Lift out each line of the data that holds "title".

Start of Data section

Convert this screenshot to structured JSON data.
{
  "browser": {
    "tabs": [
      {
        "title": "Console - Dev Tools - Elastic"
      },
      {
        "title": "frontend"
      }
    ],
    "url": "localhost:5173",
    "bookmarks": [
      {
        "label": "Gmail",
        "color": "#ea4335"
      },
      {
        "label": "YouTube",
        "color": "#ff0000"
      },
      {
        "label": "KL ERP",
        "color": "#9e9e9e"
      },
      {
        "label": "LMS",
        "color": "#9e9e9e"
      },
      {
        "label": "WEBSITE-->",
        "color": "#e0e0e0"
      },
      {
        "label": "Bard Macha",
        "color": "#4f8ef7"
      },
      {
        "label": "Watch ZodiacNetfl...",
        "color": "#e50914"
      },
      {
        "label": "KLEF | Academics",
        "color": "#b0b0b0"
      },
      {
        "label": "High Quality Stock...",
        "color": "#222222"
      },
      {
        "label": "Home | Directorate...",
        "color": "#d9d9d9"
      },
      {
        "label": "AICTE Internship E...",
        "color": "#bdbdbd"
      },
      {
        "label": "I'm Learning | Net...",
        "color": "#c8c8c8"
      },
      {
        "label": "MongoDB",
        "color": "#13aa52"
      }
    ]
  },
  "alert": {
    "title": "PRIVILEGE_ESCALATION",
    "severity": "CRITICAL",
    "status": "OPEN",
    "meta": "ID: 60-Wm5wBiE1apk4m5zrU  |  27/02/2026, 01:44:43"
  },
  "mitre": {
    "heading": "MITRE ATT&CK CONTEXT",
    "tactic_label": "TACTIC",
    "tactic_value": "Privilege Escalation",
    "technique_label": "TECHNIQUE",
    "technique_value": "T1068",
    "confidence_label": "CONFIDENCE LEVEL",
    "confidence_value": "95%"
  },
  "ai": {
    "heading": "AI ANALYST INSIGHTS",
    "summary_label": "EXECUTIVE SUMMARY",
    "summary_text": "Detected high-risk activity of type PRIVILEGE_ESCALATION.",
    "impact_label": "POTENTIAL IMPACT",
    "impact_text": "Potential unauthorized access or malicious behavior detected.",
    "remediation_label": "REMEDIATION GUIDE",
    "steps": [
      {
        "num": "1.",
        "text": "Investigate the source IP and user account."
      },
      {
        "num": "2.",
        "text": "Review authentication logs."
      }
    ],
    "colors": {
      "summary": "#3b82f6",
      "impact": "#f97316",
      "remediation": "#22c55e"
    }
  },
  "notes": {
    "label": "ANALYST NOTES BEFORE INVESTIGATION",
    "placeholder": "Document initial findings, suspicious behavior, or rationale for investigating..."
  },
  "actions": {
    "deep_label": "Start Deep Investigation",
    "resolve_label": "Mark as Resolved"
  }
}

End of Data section

» Response area:
        "title": "Console - Dev Tools - Elastic"
        "title": "frontend"
    "title": "PRIVILEGE_ESCALATION",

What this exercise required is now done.